[Dataset rows for apps and sites]
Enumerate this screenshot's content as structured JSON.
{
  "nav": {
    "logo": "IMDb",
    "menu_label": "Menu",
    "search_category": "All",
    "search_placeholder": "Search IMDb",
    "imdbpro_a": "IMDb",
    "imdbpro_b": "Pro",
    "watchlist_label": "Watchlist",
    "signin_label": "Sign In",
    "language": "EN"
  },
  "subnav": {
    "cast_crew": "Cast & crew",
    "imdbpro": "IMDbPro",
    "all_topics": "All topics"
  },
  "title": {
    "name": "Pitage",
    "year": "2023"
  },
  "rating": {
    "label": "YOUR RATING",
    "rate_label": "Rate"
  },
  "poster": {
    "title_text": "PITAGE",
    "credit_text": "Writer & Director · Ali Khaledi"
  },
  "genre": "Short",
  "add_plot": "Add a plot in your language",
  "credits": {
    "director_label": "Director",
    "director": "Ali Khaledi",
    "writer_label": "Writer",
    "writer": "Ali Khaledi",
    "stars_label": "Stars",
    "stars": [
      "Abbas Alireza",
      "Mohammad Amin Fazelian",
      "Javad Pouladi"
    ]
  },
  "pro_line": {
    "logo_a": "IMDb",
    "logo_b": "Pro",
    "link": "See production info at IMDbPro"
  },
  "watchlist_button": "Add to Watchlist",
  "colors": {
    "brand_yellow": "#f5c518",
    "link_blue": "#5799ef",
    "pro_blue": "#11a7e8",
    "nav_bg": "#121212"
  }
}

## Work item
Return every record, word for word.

## Solution below
Enumerate this screenshot's content as structured JSON.
{
  "nav": {
    "logo": "IMDb",
    "menu_label": "Menu",
    "search_category": "All",
    "search_placeholder": "Search IMDb",
    "imdbpro_a": "IMDb",
    "imdbpro_b": "Pro",
    "watchlist_label": "Watchlist",
    "signin_label": "Sign In",
    "language": "EN"
  },
  "subnav": {
    "cast_crew": "Cast & crew",
    "imdbpro": "IMDbPro",
    "all_topics": "All topics"
  },
  "title": {
    "name": "Pitage",
    "year": "2023"
  },
  "rating": {
    "label": "YOUR RATING",
    "rate_label": "Rate"
  },
  "poster": {
    "title_text": "PITAGE",
    "credit_text": "Writer & Director · Ali Khaledi"
  },
  "genre": "Short",
  "add_plot": "Add a plot in your language",
  "credits": {
    "director_label": "Director",
    "director": "Ali Khaledi",
    "writer_label": "Writer",
    "writer": "Ali Khaledi",
    "stars_label": "Stars",
    "stars": [
      "Abbas Alireza",
      "Mohammad Amin Fazelian",
      "Javad Pouladi"
    ]
  },
  "pro_line": {
    "logo_a": "IMDb",
    "logo_b": "Pro",
    "link": "See production info at IMDbPro"
  },
  "watchlist_button": "Add to Watchlist",
  "colors": {
    "brand_yellow": "#f5c518",
    "link_blue": "#5799ef",
    "pro_blue": "#11a7e8",
    "nav_bg": "#121212"
  }
}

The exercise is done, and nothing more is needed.